WHAT THE EXERCISE ASKS: Return every line of the listing, exactly as it reads.

DATA LISTING:
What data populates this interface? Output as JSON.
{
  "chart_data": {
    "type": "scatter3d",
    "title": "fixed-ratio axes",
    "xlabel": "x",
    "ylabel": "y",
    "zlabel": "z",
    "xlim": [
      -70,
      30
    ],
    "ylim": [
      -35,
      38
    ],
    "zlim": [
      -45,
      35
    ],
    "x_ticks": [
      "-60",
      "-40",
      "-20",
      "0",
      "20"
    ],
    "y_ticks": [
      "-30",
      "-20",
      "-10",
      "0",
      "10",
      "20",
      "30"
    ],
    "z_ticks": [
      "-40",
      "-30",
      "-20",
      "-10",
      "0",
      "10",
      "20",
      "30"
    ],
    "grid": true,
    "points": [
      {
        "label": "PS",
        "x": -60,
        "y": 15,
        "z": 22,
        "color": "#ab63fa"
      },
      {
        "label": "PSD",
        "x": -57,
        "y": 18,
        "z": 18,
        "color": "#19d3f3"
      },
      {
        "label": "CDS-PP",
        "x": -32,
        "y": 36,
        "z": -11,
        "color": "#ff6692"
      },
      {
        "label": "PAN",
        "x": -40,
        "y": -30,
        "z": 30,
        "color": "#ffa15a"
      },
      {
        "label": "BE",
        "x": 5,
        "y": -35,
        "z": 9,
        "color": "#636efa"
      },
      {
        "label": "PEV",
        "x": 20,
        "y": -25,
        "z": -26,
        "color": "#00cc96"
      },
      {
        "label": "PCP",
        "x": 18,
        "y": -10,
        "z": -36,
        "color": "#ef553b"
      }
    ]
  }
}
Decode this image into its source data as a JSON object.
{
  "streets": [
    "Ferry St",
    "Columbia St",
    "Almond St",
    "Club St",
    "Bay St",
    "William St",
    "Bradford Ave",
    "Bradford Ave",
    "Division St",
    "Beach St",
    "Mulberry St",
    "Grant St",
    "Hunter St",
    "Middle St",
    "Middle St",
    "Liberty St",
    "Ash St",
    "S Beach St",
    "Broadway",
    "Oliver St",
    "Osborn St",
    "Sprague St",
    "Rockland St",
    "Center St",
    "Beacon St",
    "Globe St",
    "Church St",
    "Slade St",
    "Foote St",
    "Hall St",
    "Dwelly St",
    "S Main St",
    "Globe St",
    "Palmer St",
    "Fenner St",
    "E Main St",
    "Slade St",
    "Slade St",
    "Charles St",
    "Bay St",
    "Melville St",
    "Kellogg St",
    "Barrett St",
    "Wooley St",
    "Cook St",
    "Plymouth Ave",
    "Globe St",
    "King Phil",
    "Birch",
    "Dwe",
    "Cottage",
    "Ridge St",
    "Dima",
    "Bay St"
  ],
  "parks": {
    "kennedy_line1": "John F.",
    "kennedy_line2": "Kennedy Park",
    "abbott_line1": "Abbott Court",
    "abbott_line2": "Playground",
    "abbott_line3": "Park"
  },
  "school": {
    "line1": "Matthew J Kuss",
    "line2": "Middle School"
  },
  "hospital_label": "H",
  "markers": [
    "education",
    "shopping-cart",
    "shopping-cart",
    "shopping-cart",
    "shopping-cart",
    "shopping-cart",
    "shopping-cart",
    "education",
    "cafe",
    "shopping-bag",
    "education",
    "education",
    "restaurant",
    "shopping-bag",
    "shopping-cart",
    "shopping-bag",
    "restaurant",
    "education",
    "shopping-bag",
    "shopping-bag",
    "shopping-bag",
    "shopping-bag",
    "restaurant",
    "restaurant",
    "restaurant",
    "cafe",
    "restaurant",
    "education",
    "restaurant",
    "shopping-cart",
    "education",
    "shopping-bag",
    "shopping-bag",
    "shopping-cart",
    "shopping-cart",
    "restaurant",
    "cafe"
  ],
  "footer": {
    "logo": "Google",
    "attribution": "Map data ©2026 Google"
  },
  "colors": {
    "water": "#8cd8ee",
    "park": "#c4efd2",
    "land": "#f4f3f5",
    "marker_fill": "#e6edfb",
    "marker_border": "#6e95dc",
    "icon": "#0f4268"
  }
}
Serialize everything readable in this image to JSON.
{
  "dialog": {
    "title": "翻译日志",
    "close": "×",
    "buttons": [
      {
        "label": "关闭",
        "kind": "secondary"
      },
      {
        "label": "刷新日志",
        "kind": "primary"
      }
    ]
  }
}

RESPONSE TO THIS EXERCISE:
What data populates this interface? Output as JSON.
{
  "chart_data": {
    "type": "scatter3d",
    "title": "fixed-ratio axes",
    "xlabel": "x",
    "ylabel": "y",
    "zlabel": "z",
    "xlim": [
      -70,
      30
    ],
    "ylim": [
      -35,
      38
    ],
    "zlim": [
      -45,
      35
    ],
    "x_ticks": [
      "-60",
      "-40",
      "-20",
      "0",
      "20"
    ],
    "y_ticks": [
      "-30",
      "-20",
      "-10",
      "0",
      "10",
      "20",
      "30"
    ],
    "z_ticks": [
      "-40",
      "-30",
      "-20",
      "-10",
      "0",
      "10",
      "20",
      "30"
    ],
    "grid": true,
    "points": [
      {
        "label": "PS",
        "x": -60,
        "y": 15,
        "z": 22,
        "color": "#ab63fa"
      },
      {
        "label": "PSD",
        "x": -57,
        "y": 18,
        "z": 18,
        "color": "#19d3f3"
      },
      {
        "label": "CDS-PP",
        "x": -32,
        "y": 36,
        "z": -11,
        "color": "#ff6692"
      },
      {
        "label": "PAN",
        "x": -40,
        "y": -30,
        "z": 30,
        "color": "#ffa15a"
      },
      {
        "label": "BE",
        "x": 5,
        "y": -35,
        "z": 9,
        "color": "#636efa"
      },
      {
        "label": "PEV",
        "x": 20,
        "y": -25,
        "z": -26,
        "color": "#00cc96"
      },
      {
        "label": "PCP",
        "x": 18,
        "y": -10,
        "z": -36,
        "color": "#ef553b"
      }
    ]
  }
}
Decode this image into its source data as a JSON object.
{
  "streets": [
    "Ferry St",
    "Columbia St",
    "Almond St",
    "Club St",
    "Bay St",
    "William St",
    "Bradford Ave",
    "Bradford Ave",
    "Division St",
    "Beach St",
    "Mulberry St",
    "Grant St",
    "Hunter St",
    "Middle St",
    "Middle St",
    "Liberty St",
    "Ash St",
    "S Beach St",
    "Broadway",
    "Oliver St",
    "Osborn St",
    "Sprague St",
    "Rockland St",
    "Center St",
    "Beacon St",
    "Globe St",
    "Church St",
    "Slade St",
    "Foote St",
    "Hall St",
    "Dwelly St",
    "S Main St",
    "Globe St",
    "Palmer St",
    "Fenner St",
    "E Main St",
    "Slade St",
    "Slade St",
    "Charles St",
    "Bay St",
    "Melville St",
    "Kellogg St",
    "Barrett St",
    "Wooley St",
    "Cook St",
    "Plymouth Ave",
    "Globe St",
    "King Phil",
    "Birch",
    "Dwe",
    "Cottage",
    "Ridge St",
    "Dima",
    "Bay St"
  ],
  "parks": {
    "kennedy_line1": "John F.",
    "kennedy_line2": "Kennedy Park",
    "abbott_line1": "Abbott Court",
    "abbott_line2": "Playground",
    "abbott_line3": "Park"
  },
  "school": {
    "line1": "Matthew J Kuss",
    "line2": "Middle School"
  },
  "hospital_label": "H",
  "markers": [
    "education",
    "shopping-cart",
    "shopping-cart",
    "shopping-cart",
    "shopping-cart",
    "shopping-cart",
    "shopping-cart",
    "education",
    "cafe",
    "shopping-bag",
    "education",
    "education",
    "restaurant",
    "shopping-bag",
    "shopping-cart",
    "shopping-bag",
    "restaurant",
    "education",
    "shopping-bag",
    "shopping-bag",
    "shopping-bag",
    "shopping-bag",
    "restaurant",
    "restaurant",
    "restaurant",
    "cafe",
    "restaurant",
    "education",
    "restaurant",
    "shopping-cart",
    "education",
    "shopping-bag",
    "shopping-bag",
    "shopping-cart",
    "shopping-cart",
    "restaurant",
    "cafe"
  ],
  "footer": {
    "logo": "Google",
    "attribution": "Map data ©2026 Google"
  },
  "colors": {
    "water": "#8cd8ee",
    "park": "#c4efd2",
    "land": "#f4f3f5",
    "marker_fill": "#e6edfb",
    "marker_border": "#6e95dc",
    "icon": "#0f4268"
  }
}
Serialize everything readable in this image to JSON.
{
  "dialog": {
    "title": "翻译日志",
    "close": "×",
    "buttons": [
      {
        "label": "关闭",
        "kind": "secondary"
      },
      {
        "label": "刷新日志",
        "kind": "primary"
      }
    ]
  }
}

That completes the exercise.